William Shakespeare has said it is a fool’s prerogative to utter truths that no one else will speak. Over the years, some of Crick and Watson’s (g)utterances have been beyond foolish to the level of inhumane nihilism, but the world has heard their intelligent reasoning loud and clear as well. Such provocative bluntness reflects one of Watson’s rules perfectly: equating success with the willingness to get into deep trouble because nobody can identify the weakness in your thinking better than your enemy. Therefore, I have not canceled Crick and especially Watson despite their outdated attitudes, quirky comments, or reprehensive claims. Whenever friction and dissensus occur, the realm of knowledge can expand despite the concurrent potential to experience anguish and anger. Whenever people become bores or brands, opinions replace facts, and spin substitutes for content, reality becomes brittle. By categorically negating elements of Crick and Watson’s uncomfortable, subjective truths, I would deny myself the at times frustrating, at times exhilarating navigation over the grey terrain of life between comforting complacency and ethical nihilism. More so, the story of Watson and Crick is an apt personal reminder that the truths of science should not be confused with the personal beliefs or politics of its practitioners and interpreters. Instead, I have come to learn that idolatry and authority, not science per se, is seductive and deceitful. Although my heroes’ self-inflicted fall is disheartening, paradigms remain.
By Pasi Halonen
 Nobel Prizes That Changed Medicine, edited by Gilbert R Thompson, World Scientific Publishing Company, 2011.
 Hargittai, Istvan. The Dna Doctor: Candid Conversations With James D Watson, World Scientific Publishing Company, 2007.
 Polymerase chain reaction (PCR); most contemporary gene technology applications such as virus diagnosis and genetic manipulation make use of PCR technology

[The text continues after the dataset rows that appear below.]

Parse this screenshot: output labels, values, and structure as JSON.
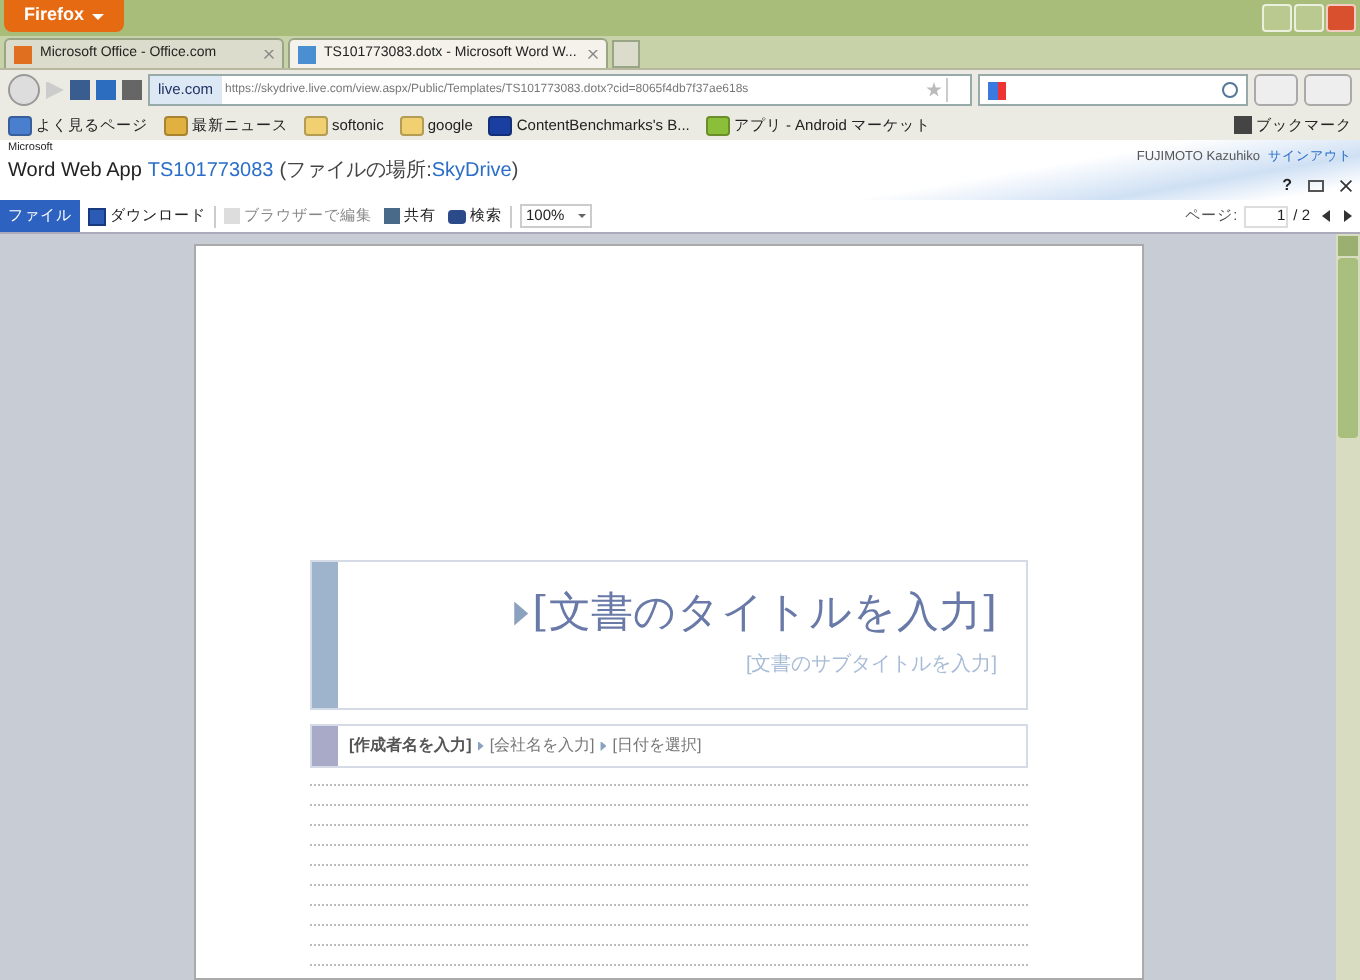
{
  "browser": {
    "menu_button": "Firefox"
  },
  "tabs": [
    {
      "title": "Microsoft Office - Office.com",
      "selected": false
    },
    {
      "title": "TS101773083.dotx - Microsoft Word W...",
      "selected": true
    }
  ],
  "nav": {
    "site": "live.com",
    "url": "https://skydrive.live.com/view.aspx/Public/Templates/TS101773083.dotx?cid=8065f4db7f37ae618s"
  },
  "bookmarks": [
    {
      "label": "よく見るページ",
      "kind": "page"
    },
    {
      "label": "最新ニュース",
      "kind": "feed"
    },
    {
      "label": "softonic",
      "kind": "folder"
    },
    {
      "label": "google",
      "kind": "folder"
    },
    {
      "label": "ContentBenchmarks's B...",
      "kind": "site"
    },
    {
      "label": "アプリ - Android マーケット",
      "kind": "android"
    }
  ],
  "bookmarks_menu": "ブックマーク",
  "app": {
    "brand_small": "Microsoft",
    "brand": "Word Web App",
    "doc_name": "TS101773083",
    "location_prefix": "(ファイルの場所: ",
    "location": "SkyDrive",
    "location_suffix": ")",
    "user": "FUJIMOTO Kazuhiko",
    "sign_out": "サインアウト",
    "help": "?"
  },
  "toolbar": {
    "file_tab": "ファイル",
    "download": "ダウンロード",
    "edit": "ブラウザーで編集",
    "share": "共有",
    "find": "検索",
    "zoom": "100%",
    "page_label": "ページ:",
    "page": "1",
    "page_total": "/ 2"
  },
  "document": {
    "title": "[文書のタイトルを入力]",
    "subtitle": "[文書のサブタイトルを入力]",
    "author": "[作成者名を入力]",
    "company": "[会社名を入力]",
    "date": "[日付を選択]"
  }
}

 Mill, John Stuart. On Liberty. Chapter II. On the Liberty of Thought and Discussion. Cambridge University Press, 2012.